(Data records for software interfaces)
- - -

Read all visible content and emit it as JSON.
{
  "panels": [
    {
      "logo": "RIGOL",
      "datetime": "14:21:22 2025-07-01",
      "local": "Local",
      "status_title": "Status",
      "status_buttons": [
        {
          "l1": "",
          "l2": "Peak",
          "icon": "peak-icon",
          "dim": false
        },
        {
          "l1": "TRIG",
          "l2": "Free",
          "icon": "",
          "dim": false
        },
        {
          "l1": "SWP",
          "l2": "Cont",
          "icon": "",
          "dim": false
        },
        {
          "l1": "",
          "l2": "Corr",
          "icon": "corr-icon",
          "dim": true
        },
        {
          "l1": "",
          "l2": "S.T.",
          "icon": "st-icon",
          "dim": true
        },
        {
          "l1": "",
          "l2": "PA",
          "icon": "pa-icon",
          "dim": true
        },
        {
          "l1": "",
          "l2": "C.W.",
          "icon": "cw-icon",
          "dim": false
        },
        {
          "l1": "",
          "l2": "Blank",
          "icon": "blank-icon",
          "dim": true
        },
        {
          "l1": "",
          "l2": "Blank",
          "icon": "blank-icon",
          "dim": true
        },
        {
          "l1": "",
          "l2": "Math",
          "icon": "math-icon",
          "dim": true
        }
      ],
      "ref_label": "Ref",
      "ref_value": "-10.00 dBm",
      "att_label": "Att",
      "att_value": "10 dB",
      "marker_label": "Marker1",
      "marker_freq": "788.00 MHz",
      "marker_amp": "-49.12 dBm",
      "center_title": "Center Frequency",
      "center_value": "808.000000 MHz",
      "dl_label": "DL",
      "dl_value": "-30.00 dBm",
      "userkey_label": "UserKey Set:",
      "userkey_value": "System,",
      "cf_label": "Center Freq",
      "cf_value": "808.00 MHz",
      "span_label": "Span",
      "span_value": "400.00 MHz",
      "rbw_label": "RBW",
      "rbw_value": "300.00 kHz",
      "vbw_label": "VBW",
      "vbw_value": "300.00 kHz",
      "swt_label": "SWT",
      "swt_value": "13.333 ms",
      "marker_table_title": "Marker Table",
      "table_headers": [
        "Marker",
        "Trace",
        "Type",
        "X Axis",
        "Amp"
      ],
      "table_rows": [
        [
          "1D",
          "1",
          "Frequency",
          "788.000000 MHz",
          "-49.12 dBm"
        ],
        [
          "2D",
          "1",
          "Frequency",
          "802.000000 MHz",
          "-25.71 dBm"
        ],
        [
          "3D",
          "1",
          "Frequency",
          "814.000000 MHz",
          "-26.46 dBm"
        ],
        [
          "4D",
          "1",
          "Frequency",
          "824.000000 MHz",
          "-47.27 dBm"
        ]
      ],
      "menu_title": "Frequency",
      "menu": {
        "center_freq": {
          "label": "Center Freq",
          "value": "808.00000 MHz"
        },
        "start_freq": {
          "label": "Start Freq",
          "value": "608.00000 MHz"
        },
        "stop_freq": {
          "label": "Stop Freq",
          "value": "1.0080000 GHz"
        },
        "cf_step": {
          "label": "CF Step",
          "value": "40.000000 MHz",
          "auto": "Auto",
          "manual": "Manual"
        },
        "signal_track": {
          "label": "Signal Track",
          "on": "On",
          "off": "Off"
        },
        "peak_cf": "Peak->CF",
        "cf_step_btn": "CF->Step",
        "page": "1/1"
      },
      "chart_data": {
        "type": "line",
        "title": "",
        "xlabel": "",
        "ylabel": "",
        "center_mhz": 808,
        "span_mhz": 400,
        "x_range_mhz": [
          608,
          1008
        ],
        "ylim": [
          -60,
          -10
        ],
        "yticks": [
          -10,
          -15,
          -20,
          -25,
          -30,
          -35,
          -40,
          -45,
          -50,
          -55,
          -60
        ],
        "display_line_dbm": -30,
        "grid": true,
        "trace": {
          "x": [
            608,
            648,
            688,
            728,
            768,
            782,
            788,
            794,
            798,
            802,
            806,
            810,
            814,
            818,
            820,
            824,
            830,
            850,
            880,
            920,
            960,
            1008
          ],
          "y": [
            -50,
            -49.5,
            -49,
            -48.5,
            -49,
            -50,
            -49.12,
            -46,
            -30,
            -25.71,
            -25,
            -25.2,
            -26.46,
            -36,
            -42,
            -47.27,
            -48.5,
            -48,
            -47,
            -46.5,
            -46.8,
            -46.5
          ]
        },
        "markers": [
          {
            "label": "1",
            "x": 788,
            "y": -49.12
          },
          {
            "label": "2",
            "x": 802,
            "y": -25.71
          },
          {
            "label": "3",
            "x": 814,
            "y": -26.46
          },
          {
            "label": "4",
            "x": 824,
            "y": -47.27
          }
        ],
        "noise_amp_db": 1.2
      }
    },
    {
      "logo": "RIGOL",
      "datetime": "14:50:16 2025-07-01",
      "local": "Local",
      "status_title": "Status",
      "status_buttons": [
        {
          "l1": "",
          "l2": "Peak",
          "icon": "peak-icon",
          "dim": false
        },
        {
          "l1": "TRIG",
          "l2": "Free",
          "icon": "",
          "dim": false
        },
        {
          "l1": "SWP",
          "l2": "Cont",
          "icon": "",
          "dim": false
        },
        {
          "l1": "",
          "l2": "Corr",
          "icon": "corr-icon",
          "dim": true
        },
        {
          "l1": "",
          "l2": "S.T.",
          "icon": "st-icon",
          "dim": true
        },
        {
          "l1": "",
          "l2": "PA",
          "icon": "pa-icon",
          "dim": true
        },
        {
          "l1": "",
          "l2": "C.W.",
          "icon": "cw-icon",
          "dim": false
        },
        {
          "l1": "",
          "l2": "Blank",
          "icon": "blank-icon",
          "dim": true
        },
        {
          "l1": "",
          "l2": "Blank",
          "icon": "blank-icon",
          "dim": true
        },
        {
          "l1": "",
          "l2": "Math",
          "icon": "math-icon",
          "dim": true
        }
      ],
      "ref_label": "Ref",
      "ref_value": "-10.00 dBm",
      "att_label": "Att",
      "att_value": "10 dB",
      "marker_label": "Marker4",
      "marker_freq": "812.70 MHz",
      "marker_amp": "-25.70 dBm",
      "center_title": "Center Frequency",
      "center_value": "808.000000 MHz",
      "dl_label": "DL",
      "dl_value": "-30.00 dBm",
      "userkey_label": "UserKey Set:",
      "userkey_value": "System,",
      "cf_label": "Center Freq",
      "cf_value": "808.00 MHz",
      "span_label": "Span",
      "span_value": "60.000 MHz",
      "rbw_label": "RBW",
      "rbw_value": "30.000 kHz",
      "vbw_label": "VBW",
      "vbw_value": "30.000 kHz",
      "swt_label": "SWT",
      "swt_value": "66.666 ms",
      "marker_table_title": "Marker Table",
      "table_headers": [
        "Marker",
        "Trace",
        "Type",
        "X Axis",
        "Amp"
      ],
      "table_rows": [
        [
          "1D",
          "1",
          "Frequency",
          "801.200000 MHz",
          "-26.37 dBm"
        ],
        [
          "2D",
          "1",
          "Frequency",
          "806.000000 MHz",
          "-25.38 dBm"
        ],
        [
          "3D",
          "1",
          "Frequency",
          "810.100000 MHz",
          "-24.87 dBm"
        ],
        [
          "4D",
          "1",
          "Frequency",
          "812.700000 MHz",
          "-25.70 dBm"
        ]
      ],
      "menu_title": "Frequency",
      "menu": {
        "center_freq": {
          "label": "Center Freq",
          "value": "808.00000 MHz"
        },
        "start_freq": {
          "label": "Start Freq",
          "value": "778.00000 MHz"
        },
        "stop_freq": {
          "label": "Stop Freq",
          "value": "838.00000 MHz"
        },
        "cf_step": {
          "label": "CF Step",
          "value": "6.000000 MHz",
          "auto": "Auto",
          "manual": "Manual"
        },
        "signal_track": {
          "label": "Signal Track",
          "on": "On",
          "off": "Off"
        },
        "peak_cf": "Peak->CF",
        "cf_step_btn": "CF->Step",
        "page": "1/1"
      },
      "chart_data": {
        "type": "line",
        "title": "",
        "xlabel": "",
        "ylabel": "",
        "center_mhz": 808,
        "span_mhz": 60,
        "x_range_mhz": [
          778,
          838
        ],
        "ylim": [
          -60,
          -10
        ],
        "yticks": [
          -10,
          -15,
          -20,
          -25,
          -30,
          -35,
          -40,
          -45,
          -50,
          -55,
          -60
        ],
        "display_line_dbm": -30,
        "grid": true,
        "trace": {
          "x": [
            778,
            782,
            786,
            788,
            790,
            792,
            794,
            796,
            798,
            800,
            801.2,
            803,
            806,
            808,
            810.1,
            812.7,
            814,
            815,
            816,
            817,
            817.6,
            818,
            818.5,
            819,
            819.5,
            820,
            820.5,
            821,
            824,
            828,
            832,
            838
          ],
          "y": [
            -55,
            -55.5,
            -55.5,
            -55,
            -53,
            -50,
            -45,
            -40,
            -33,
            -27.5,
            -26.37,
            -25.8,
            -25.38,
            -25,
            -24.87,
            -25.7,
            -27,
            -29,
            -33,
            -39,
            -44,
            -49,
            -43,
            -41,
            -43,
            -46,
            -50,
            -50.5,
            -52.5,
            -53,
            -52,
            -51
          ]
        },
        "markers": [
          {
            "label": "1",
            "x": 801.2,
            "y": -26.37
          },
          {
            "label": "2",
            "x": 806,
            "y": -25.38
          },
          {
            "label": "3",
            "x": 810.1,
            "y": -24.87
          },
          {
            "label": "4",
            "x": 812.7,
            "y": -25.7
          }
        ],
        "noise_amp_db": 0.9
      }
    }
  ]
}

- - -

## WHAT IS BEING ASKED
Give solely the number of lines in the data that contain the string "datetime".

## THE ANSWER
2